Work to complete — From the entries below, copy every line holding the word "JSON".
═══ Records provided
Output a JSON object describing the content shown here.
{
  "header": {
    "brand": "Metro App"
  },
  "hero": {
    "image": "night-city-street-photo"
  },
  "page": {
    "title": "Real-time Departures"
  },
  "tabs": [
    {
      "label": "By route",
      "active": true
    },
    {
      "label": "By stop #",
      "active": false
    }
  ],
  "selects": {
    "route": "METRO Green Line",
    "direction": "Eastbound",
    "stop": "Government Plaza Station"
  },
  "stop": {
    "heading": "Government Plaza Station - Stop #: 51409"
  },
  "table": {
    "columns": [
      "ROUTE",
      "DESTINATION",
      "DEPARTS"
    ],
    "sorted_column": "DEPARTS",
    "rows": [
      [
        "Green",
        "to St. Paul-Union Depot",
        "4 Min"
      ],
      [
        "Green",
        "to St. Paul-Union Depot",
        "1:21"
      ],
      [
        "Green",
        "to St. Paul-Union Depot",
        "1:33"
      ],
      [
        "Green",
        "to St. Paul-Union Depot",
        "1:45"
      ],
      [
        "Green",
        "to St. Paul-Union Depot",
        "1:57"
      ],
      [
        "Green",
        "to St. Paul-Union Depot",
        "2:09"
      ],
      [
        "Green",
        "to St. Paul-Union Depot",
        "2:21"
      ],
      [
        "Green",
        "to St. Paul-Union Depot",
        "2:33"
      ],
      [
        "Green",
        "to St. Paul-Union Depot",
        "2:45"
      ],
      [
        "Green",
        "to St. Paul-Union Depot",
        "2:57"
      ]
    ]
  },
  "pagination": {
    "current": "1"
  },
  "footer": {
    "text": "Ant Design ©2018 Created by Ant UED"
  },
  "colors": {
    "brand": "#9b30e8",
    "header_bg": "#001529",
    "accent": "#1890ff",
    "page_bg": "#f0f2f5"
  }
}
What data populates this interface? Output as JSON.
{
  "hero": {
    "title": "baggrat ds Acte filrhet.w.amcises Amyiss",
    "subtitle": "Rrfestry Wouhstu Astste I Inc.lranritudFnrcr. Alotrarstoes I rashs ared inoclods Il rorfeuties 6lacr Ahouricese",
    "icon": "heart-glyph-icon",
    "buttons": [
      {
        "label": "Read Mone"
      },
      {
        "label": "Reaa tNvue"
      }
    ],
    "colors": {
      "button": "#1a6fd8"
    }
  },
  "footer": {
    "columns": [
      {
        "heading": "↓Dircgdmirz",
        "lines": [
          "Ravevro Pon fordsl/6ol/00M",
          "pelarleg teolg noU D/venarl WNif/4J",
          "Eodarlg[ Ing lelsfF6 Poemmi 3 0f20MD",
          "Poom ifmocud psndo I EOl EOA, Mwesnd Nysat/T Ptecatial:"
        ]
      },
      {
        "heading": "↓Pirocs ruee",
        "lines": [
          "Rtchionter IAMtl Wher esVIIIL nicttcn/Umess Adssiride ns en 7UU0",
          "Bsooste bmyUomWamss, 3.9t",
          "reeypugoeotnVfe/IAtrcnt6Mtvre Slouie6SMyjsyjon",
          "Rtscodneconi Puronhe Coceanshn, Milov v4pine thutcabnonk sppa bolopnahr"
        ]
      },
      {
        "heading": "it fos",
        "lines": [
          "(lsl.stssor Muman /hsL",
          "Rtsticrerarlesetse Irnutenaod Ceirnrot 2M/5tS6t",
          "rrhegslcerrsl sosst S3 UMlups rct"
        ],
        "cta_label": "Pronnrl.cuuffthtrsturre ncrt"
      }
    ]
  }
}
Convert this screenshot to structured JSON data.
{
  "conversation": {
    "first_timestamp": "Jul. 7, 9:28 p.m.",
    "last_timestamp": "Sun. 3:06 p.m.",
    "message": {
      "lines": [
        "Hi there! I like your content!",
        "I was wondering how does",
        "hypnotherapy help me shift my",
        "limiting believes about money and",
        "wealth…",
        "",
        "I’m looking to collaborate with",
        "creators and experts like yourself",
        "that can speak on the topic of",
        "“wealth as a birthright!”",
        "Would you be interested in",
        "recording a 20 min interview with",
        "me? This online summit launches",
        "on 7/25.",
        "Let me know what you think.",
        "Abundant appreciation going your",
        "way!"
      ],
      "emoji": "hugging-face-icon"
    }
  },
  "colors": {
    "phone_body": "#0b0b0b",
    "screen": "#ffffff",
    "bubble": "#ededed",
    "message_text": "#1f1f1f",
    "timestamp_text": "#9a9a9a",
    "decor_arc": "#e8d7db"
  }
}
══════
Worked solution —
Output a JSON object describing the content shown here.
What data populates this interface? Output as JSON.
Convert this screenshot to structured JSON data.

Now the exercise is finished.